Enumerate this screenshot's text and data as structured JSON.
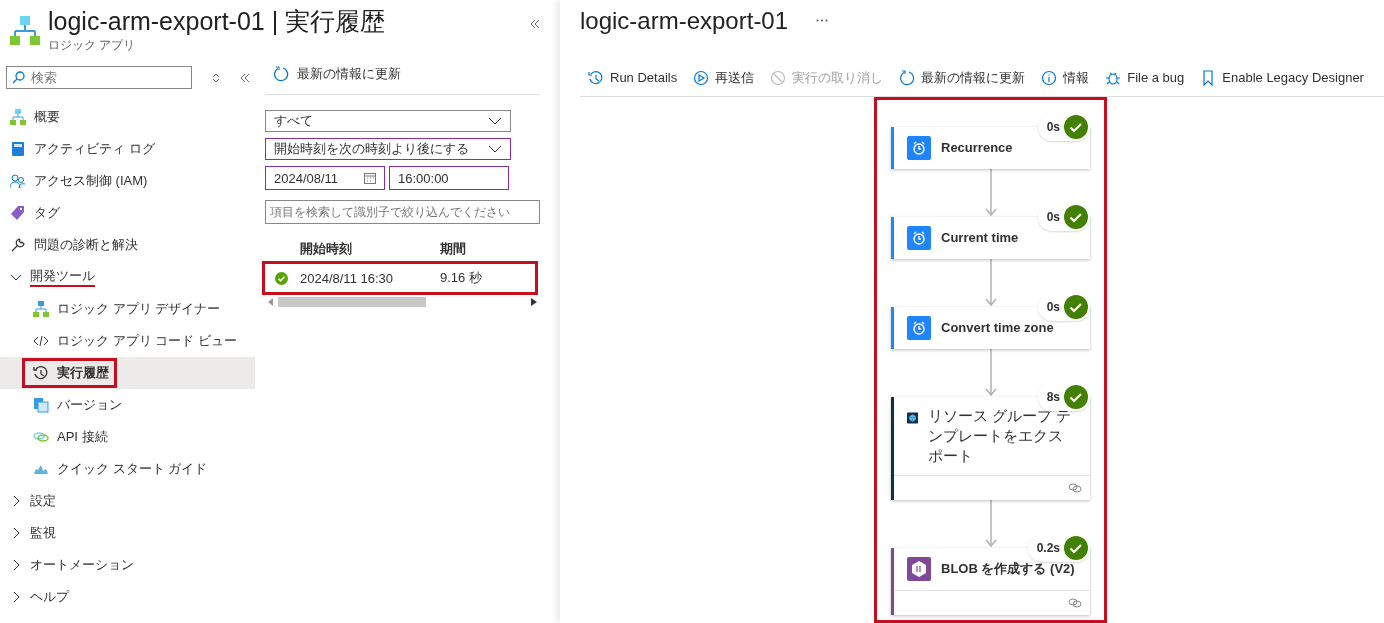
{
  "header": {
    "title": "logic-arm-export-01 | 実行履歴",
    "subtitle": "ロジック アプリ"
  },
  "sidebar": {
    "search": {
      "placeholder": "検索"
    },
    "items": [
      {
        "kind": "link",
        "label": "概要",
        "selected": false
      },
      {
        "kind": "link",
        "label": "アクティビティ ログ",
        "selected": false
      },
      {
        "kind": "link",
        "label": "アクセス制御 (IAM)",
        "selected": false
      },
      {
        "kind": "link",
        "label": "タグ",
        "selected": false
      },
      {
        "kind": "link",
        "label": "問題の診断と解決",
        "selected": false
      },
      {
        "kind": "group",
        "label": "開発ツール",
        "expanded": true,
        "underlined": true,
        "children": [
          {
            "kind": "link",
            "label": "ロジック アプリ デザイナー",
            "selected": false
          },
          {
            "kind": "link",
            "label": "ロジック アプリ コード ビュー",
            "selected": false
          },
          {
            "kind": "link",
            "label": "実行履歴",
            "selected": true,
            "highlighted": true
          },
          {
            "kind": "link",
            "label": "バージョン",
            "selected": false
          },
          {
            "kind": "link",
            "label": "API 接続",
            "selected": false
          },
          {
            "kind": "link",
            "label": "クイック スタート ガイド",
            "selected": false
          }
        ]
      },
      {
        "kind": "group",
        "label": "設定",
        "expanded": false,
        "underlined": false
      },
      {
        "kind": "group",
        "label": "監視",
        "expanded": false,
        "underlined": false
      },
      {
        "kind": "group",
        "label": "オートメーション",
        "expanded": false,
        "underlined": false
      },
      {
        "kind": "group",
        "label": "ヘルプ",
        "expanded": false,
        "underlined": false
      }
    ]
  },
  "runs": {
    "refresh": "最新の情報に更新",
    "status_filter": "すべて",
    "time_filter": "開始時刻を次の時刻より後にする",
    "date": "2024/08/11",
    "time": "16:00:00",
    "search": {
      "placeholder": "項目を検索して識別子で絞り込んでください"
    },
    "columns": [
      "開始時刻",
      "期間"
    ],
    "rows": [
      {
        "succeeded": true,
        "start": "2024/8/11 16:30",
        "duration": "9.16 秒",
        "highlighted": true
      }
    ]
  },
  "designer": {
    "title": "logic-arm-export-01",
    "toolbar": [
      {
        "label": "Run Details",
        "disabled": false
      },
      {
        "label": "再送信",
        "disabled": false
      },
      {
        "label": "実行の取り消し",
        "disabled": true
      },
      {
        "label": "最新の情報に更新",
        "disabled": false
      },
      {
        "label": "情報",
        "disabled": false
      },
      {
        "label": "File a bug",
        "disabled": false
      },
      {
        "label": "Enable Legacy Designer",
        "disabled": false
      }
    ],
    "highlighted": true,
    "steps": [
      {
        "kind": "schedule",
        "title": "Recurrence",
        "duration": "0s",
        "succeeded": true,
        "color": "#1f85ff",
        "connection": false
      },
      {
        "kind": "schedule",
        "title": "Current time",
        "duration": "0s",
        "succeeded": true,
        "color": "#1f85ff",
        "connection": false
      },
      {
        "kind": "schedule",
        "title": "Convert time zone",
        "duration": "0s",
        "succeeded": true,
        "color": "#1f85ff",
        "connection": false
      },
      {
        "kind": "arm",
        "title": "リソース グループ テンプレートをエクスポート",
        "duration": "8s",
        "succeeded": true,
        "color": "#0e2f4e",
        "connection": true
      },
      {
        "kind": "blob",
        "title": "BLOB を作成する (V2)",
        "duration": "0.2s",
        "succeeded": true,
        "color": "#804998",
        "connection": true
      }
    ]
  }
}
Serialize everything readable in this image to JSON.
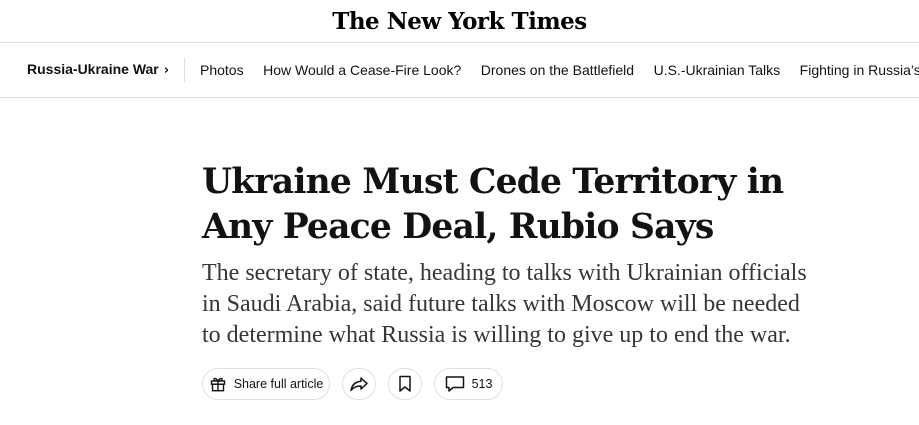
{
  "masthead": {
    "logo_text": "The New York Times"
  },
  "topic_bar": {
    "main_topic": "Russia-Ukraine War",
    "chevron": "›",
    "links": [
      "Photos",
      "How Would a Cease-Fire Look?",
      "Drones on the Battlefield",
      "U.S.-Ukrainian Talks",
      "Fighting in Russia’s Kursk"
    ]
  },
  "article": {
    "headline": "Ukraine Must Cede Territory in Any Peace Deal, Rubio Says",
    "summary": "The secretary of state, heading to talks with Ukrainian officials in Saudi Arabia, said future talks with Moscow will be needed to determine what Russia is willing to give up to end the war."
  },
  "actions": {
    "share_full_article_label": "Share full article",
    "comment_count": "513",
    "icons": {
      "gift": "gift-icon",
      "share": "share-arrow-icon",
      "bookmark": "bookmark-icon",
      "comment": "comment-bubble-icon"
    }
  },
  "colors": {
    "text": "#121212",
    "summary_text": "#363636",
    "border": "#dfdfdf"
  }
}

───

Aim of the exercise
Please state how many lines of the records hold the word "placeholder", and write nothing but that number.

Response
2